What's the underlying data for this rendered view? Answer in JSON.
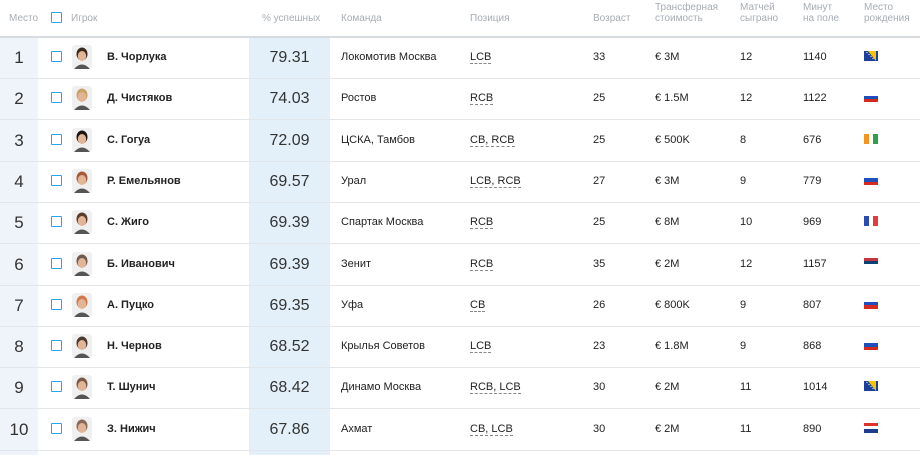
{
  "headers": {
    "rank": "Место",
    "player": "Игрок",
    "pct": "% успешных",
    "team": "Команда",
    "position": "Позиция",
    "age": "Возраст",
    "value_l1": "Трансферная",
    "value_l2": "стоимость",
    "matches_l1": "Матчей",
    "matches_l2": "сыграно",
    "minutes_l1": "Минут",
    "minutes_l2": "на поле",
    "birth_l1": "Место",
    "birth_l2": "рождения"
  },
  "rows": [
    {
      "rank": "1",
      "name": "В. Чорлука",
      "pct": "79.31",
      "team": "Локомотив Москва",
      "pos": "LCB",
      "age": "33",
      "value": "€ 3M",
      "matches": "12",
      "minutes": "1140",
      "flag": "bosnia",
      "avatar": "#3b2a22"
    },
    {
      "rank": "2",
      "name": "Д. Чистяков",
      "pct": "74.03",
      "team": "Ростов",
      "pos": "RCB",
      "age": "25",
      "value": "€ 1.5M",
      "matches": "12",
      "minutes": "1122",
      "flag": "russia",
      "avatar": "#c9a467"
    },
    {
      "rank": "3",
      "name": "С. Гогуа",
      "pct": "72.09",
      "team": "ЦСКА, Тамбов",
      "pos": "CB, RCB",
      "age": "25",
      "value": "€ 500K",
      "matches": "8",
      "minutes": "676",
      "flag": "ivory-coast",
      "avatar": "#1e1410"
    },
    {
      "rank": "4",
      "name": "Р. Емельянов",
      "pct": "69.57",
      "team": "Урал",
      "pos": "LCB, RCB",
      "age": "27",
      "value": "€ 3M",
      "matches": "9",
      "minutes": "779",
      "flag": "russia",
      "avatar": "#a55a3c"
    },
    {
      "rank": "5",
      "name": "С. Жиго",
      "pct": "69.39",
      "team": "Спартак Москва",
      "pos": "RCB",
      "age": "25",
      "value": "€ 8M",
      "matches": "10",
      "minutes": "969",
      "flag": "france",
      "avatar": "#5a3b2c"
    },
    {
      "rank": "6",
      "name": "Б. Иванович",
      "pct": "69.39",
      "team": "Зенит",
      "pos": "RCB",
      "age": "35",
      "value": "€ 2M",
      "matches": "12",
      "minutes": "1157",
      "flag": "serbia",
      "avatar": "#6e5a4e"
    },
    {
      "rank": "7",
      "name": "А. Пуцко",
      "pct": "69.35",
      "team": "Уфа",
      "pos": "CB",
      "age": "26",
      "value": "€ 800K",
      "matches": "9",
      "minutes": "807",
      "flag": "russia",
      "avatar": "#d07a4a"
    },
    {
      "rank": "8",
      "name": "Н. Чернов",
      "pct": "68.52",
      "team": "Крылья Советов",
      "pos": "LCB",
      "age": "23",
      "value": "€ 1.8M",
      "matches": "9",
      "minutes": "868",
      "flag": "russia",
      "avatar": "#4a3a30"
    },
    {
      "rank": "9",
      "name": "Т. Шунич",
      "pct": "68.42",
      "team": "Динамо Москва",
      "pos": "RCB, LCB",
      "age": "30",
      "value": "€ 2M",
      "matches": "11",
      "minutes": "1014",
      "flag": "bosnia",
      "avatar": "#7a5a48"
    },
    {
      "rank": "10",
      "name": "З. Нижич",
      "pct": "67.86",
      "team": "Ахмат",
      "pos": "CB, LCB",
      "age": "30",
      "value": "€ 2M",
      "matches": "11",
      "minutes": "890",
      "flag": "croatia",
      "avatar": "#8a6a58"
    }
  ]
}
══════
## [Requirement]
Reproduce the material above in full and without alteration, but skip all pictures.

## [Problem solution]
What's the underlying data for this rendered view? Answer in JSON.
{
  "headers": {
    "rank": "Место",
    "player": "Игрок",
    "pct": "% успешных",
    "team": "Команда",
    "position": "Позиция",
    "age": "Возраст",
    "value_l1": "Трансферная",
    "value_l2": "стоимость",
    "matches_l1": "Матчей",
    "matches_l2": "сыграно",
    "minutes_l1": "Минут",
    "minutes_l2": "на поле",
    "birth_l1": "Место",
    "birth_l2": "рождения"
  },
  "rows": [
    {
      "rank": "1",
      "name": "В. Чорлука",
      "pct": "79.31",
      "team": "Локомотив Москва",
      "pos": "LCB",
      "age": "33",
      "value": "€ 3M",
      "matches": "12",
      "minutes": "1140",
      "flag": "bosnia",
      "avatar": "#3b2a22"
    },
    {
      "rank": "2",
      "name": "Д. Чистяков",
      "pct": "74.03",
      "team": "Ростов",
      "pos": "RCB",
      "age": "25",
      "value": "€ 1.5M",
      "matches": "12",
      "minutes": "1122",
      "flag": "russia",
      "avatar": "#c9a467"
    },
    {
      "rank": "3",
      "name": "С. Гогуа",
      "pct": "72.09",
      "team": "ЦСКА, Тамбов",
      "pos": "CB, RCB",
      "age": "25",
      "value": "€ 500K",
      "matches": "8",
      "minutes": "676",
      "flag": "ivory-coast",
      "avatar": "#1e1410"
    },
    {
      "rank": "4",
      "name": "Р. Емельянов",
      "pct": "69.57",
      "team": "Урал",
      "pos": "LCB, RCB",
      "age": "27",
      "value": "€ 3M",
      "matches": "9",
      "minutes": "779",
      "flag": "russia",
      "avatar": "#a55a3c"
    },
    {
      "rank": "5",
      "name": "С. Жиго",
      "pct": "69.39",
      "team": "Спартак Москва",
      "pos": "RCB",
      "age": "25",
      "value": "€ 8M",
      "matches": "10",
      "minutes": "969",
      "flag": "france",
      "avatar": "#5a3b2c"
    },
    {
      "rank": "6",
      "name": "Б. Иванович",
      "pct": "69.39",
      "team": "Зенит",
      "pos": "RCB",
      "age": "35",
      "value": "€ 2M",
      "matches": "12",
      "minutes": "1157",
      "flag": "serbia",
      "avatar": "#6e5a4e"
    },
    {
      "rank": "7",
      "name": "А. Пуцко",
      "pct": "69.35",
      "team": "Уфа",
      "pos": "CB",
      "age": "26",
      "value": "€ 800K",
      "matches": "9",
      "minutes": "807",
      "flag": "russia",
      "avatar": "#d07a4a"
    },
    {
      "rank": "8",
      "name": "Н. Чернов",
      "pct": "68.52",
      "team": "Крылья Советов",
      "pos": "LCB",
      "age": "23",
      "value": "€ 1.8M",
      "matches": "9",
      "minutes": "868",
      "flag": "russia",
      "avatar": "#4a3a30"
    },
    {
      "rank": "9",
      "name": "Т. Шунич",
      "pct": "68.42",
      "team": "Динамо Москва",
      "pos": "RCB, LCB",
      "age": "30",
      "value": "€ 2M",
      "matches": "11",
      "minutes": "1014",
      "flag": "bosnia",
      "avatar": "#7a5a48"
    },
    {
      "rank": "10",
      "name": "З. Нижич",
      "pct": "67.86",
      "team": "Ахмат",
      "pos": "CB, LCB",
      "age": "30",
      "value": "€ 2M",
      "matches": "11",
      "minutes": "890",
      "flag": "croatia",
      "avatar": "#8a6a58"
    }
  ]
}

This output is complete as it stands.